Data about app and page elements
◇ ◇ ◇ ◇ ◇ ◇ ◇

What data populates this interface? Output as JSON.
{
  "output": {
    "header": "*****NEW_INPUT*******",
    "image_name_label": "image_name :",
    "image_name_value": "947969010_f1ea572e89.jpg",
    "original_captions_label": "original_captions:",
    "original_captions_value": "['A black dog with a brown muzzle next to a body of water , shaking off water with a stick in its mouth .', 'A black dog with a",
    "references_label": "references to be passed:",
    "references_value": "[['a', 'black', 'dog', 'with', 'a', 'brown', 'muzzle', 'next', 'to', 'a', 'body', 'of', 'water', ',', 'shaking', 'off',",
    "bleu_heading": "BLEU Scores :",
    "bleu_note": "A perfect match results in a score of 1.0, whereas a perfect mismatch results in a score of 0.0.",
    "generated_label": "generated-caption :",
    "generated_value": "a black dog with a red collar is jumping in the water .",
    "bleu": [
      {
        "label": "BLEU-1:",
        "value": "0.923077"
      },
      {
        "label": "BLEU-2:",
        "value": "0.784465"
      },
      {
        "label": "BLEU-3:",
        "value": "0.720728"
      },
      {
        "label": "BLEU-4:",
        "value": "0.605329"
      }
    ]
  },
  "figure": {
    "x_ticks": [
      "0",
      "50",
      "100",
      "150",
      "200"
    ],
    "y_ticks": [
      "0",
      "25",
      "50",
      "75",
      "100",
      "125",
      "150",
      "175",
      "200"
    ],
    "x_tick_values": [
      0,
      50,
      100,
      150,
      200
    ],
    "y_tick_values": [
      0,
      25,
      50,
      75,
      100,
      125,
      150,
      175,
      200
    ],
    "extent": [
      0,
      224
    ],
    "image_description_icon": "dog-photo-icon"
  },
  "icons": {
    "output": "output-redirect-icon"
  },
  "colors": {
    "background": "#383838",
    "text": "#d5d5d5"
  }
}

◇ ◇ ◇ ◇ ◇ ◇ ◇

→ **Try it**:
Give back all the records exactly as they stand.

→ **Answer to this problem**:
What data populates this interface? Output as JSON.
{
  "output": {
    "header": "*****NEW_INPUT*******",
    "image_name_label": "image_name :",
    "image_name_value": "947969010_f1ea572e89.jpg",
    "original_captions_label": "original_captions:",
    "original_captions_value": "['A black dog with a brown muzzle next to a body of water , shaking off water with a stick in its mouth .', 'A black dog with a",
    "references_label": "references to be passed:",
    "references_value": "[['a', 'black', 'dog', 'with', 'a', 'brown', 'muzzle', 'next', 'to', 'a', 'body', 'of', 'water', ',', 'shaking', 'off',",
    "bleu_heading": "BLEU Scores :",
    "bleu_note": "A perfect match results in a score of 1.0, whereas a perfect mismatch results in a score of 0.0.",
    "generated_label": "generated-caption :",
    "generated_value": "a black dog with a red collar is jumping in the water .",
    "bleu": [
      {
        "label": "BLEU-1:",
        "value": "0.923077"
      },
      {
        "label": "BLEU-2:",
        "value": "0.784465"
      },
      {
        "label": "BLEU-3:",
        "value": "0.720728"
      },
      {
        "label": "BLEU-4:",
        "value": "0.605329"
      }
    ]
  },
  "figure": {
    "x_ticks": [
      "0",
      "50",
      "100",
      "150",
      "200"
    ],
    "y_ticks": [
      "0",
      "25",
      "50",
      "75",
      "100",
      "125",
      "150",
      "175",
      "200"
    ],
    "x_tick_values": [
      0,
      50,
      100,
      150,
      200
    ],
    "y_tick_values": [
      0,
      25,
      50,
      75,
      100,
      125,
      150,
      175,
      200
    ],
    "extent": [
      0,
      224
    ],
    "image_description_icon": "dog-photo-icon"
  },
  "icons": {
    "output": "output-redirect-icon"
  },
  "colors": {
    "background": "#383838",
    "text": "#d5d5d5"
  }
}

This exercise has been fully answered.